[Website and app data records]
********

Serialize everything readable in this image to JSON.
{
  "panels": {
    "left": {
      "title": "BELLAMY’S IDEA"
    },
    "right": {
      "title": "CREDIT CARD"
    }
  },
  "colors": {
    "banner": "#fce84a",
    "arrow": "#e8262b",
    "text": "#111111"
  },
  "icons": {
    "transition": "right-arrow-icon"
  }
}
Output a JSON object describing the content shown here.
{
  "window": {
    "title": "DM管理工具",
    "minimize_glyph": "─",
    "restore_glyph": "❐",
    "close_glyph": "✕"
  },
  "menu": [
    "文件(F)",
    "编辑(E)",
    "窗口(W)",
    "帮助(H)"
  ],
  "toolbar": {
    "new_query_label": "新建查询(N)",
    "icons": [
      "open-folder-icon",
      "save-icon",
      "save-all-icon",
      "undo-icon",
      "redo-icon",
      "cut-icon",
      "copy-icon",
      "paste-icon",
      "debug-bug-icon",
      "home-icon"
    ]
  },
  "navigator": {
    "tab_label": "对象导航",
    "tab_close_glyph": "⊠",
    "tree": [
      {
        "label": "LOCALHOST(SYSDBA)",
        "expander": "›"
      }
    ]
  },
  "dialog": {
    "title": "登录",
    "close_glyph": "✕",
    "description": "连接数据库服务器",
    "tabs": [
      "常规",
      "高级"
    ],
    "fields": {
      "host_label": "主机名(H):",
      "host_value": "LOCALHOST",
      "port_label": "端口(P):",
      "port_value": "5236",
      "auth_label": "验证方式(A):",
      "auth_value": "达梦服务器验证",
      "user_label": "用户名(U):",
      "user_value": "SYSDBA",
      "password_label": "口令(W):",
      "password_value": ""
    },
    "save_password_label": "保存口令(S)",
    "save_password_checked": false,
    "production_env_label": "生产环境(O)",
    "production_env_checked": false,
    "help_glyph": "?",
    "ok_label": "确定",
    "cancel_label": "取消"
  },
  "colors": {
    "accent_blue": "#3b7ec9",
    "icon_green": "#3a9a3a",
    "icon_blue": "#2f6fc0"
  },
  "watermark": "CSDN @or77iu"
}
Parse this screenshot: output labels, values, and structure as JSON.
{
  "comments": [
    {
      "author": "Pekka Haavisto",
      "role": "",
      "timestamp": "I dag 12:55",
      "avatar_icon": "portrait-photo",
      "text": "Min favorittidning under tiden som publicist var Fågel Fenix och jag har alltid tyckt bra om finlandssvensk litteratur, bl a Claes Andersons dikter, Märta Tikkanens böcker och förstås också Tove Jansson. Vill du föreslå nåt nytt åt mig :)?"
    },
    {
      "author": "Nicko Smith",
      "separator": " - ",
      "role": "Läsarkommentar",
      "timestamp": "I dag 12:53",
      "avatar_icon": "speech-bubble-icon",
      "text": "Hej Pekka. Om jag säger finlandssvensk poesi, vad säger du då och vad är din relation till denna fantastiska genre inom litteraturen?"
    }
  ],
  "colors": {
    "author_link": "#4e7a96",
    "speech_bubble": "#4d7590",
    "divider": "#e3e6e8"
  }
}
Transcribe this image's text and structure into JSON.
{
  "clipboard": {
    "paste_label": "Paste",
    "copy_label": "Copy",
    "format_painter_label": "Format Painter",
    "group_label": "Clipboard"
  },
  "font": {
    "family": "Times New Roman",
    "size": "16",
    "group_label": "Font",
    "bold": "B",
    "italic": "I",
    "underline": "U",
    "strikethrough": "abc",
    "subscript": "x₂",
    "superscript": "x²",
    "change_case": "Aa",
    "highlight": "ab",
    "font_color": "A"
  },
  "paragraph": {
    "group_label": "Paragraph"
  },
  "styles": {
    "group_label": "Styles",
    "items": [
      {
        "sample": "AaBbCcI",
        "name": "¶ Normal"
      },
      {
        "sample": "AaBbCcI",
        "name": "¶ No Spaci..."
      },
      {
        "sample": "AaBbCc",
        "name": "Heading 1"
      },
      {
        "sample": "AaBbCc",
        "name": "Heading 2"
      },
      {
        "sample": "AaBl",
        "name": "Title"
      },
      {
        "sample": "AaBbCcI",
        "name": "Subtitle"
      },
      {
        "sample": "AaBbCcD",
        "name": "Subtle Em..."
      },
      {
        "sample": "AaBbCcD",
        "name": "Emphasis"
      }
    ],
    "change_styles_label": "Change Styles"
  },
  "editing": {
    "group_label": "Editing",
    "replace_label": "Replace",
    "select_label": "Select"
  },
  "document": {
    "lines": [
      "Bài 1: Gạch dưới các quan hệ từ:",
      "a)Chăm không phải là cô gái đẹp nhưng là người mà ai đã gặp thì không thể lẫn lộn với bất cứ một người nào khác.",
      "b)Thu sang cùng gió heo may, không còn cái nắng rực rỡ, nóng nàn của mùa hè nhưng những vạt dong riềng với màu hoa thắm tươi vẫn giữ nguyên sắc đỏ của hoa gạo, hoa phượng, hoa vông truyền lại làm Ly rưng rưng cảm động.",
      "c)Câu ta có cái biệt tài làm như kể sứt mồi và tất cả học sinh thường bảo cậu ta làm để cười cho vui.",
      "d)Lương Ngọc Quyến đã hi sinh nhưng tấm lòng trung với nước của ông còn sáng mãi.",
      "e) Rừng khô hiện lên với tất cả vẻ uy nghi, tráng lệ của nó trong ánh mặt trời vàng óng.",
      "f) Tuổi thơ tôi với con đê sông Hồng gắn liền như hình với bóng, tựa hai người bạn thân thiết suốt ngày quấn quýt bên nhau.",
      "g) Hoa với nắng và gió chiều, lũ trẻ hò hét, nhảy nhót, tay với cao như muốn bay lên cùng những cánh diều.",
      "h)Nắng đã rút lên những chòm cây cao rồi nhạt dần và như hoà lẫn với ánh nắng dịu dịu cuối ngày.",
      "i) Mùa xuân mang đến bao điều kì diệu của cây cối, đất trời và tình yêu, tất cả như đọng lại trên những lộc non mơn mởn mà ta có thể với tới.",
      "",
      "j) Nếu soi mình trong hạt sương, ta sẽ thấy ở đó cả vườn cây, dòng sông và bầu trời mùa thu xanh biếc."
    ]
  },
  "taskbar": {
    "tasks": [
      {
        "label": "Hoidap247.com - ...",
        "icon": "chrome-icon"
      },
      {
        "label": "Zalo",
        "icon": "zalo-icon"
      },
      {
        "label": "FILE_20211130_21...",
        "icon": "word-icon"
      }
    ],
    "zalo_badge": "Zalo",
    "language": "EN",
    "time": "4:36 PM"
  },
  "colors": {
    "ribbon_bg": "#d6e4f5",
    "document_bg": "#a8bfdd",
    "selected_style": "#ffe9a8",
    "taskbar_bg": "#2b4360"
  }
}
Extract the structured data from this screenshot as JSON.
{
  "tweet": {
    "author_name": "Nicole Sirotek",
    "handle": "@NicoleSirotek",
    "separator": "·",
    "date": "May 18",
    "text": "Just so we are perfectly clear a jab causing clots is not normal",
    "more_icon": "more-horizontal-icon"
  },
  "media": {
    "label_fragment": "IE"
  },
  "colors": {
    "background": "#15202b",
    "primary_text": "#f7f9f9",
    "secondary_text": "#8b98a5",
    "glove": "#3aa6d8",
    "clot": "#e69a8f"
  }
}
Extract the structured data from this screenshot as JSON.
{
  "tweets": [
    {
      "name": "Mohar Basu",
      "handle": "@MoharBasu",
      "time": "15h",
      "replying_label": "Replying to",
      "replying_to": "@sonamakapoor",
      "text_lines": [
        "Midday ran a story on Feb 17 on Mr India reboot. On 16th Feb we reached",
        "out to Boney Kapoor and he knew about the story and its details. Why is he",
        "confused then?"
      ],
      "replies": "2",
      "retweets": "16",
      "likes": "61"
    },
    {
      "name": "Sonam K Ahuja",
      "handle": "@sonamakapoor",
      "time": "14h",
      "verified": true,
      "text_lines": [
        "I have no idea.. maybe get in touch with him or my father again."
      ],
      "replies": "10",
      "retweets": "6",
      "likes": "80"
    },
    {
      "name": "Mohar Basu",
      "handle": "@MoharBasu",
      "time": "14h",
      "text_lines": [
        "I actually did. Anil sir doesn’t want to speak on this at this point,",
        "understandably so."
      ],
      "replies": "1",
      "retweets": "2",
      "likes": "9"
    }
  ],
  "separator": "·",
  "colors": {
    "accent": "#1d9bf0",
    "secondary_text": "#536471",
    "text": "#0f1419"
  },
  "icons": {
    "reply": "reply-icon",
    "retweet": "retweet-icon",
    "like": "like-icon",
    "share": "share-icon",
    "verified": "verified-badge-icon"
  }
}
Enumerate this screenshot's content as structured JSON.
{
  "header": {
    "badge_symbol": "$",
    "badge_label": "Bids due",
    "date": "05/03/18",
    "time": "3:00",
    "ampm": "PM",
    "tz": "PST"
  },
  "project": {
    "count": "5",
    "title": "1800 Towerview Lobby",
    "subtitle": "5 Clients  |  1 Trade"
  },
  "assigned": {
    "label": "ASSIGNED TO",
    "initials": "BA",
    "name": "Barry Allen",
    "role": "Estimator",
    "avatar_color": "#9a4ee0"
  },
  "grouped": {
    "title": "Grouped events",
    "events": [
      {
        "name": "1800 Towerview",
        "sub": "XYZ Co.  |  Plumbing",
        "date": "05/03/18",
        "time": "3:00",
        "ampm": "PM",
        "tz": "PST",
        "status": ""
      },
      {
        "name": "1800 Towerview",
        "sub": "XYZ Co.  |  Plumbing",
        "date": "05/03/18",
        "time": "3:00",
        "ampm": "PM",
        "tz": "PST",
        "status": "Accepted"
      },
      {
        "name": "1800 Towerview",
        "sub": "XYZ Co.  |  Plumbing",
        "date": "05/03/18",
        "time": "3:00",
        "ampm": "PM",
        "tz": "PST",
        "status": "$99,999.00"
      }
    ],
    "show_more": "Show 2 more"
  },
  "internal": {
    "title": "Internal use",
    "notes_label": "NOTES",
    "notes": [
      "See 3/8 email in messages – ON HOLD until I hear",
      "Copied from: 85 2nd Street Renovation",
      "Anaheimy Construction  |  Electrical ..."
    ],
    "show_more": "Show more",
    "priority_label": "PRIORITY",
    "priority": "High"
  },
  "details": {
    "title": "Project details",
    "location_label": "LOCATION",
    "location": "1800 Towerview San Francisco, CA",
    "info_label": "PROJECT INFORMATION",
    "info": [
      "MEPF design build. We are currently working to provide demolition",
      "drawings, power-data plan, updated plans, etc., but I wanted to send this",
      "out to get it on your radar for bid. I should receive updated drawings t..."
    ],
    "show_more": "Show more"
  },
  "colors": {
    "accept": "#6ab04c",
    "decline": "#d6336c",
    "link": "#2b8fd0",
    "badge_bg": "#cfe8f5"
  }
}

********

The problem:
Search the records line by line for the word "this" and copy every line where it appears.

Response area:
Serialize everything readable in this image to JSON.
Parse this screenshot: output labels, values, and structure as JSON.
Transcribe this image's text and structure into JSON.
Extract the structured data from this screenshot as JSON.
Extract the structured data from this screenshot as JSON.
        "I actually did. Anil sir doesn’t want to speak on this at this point,",
Enumerate this screenshot's content as structured JSON.
      "drawings, power-data plan, updated plans, etc., but I wanted to send this",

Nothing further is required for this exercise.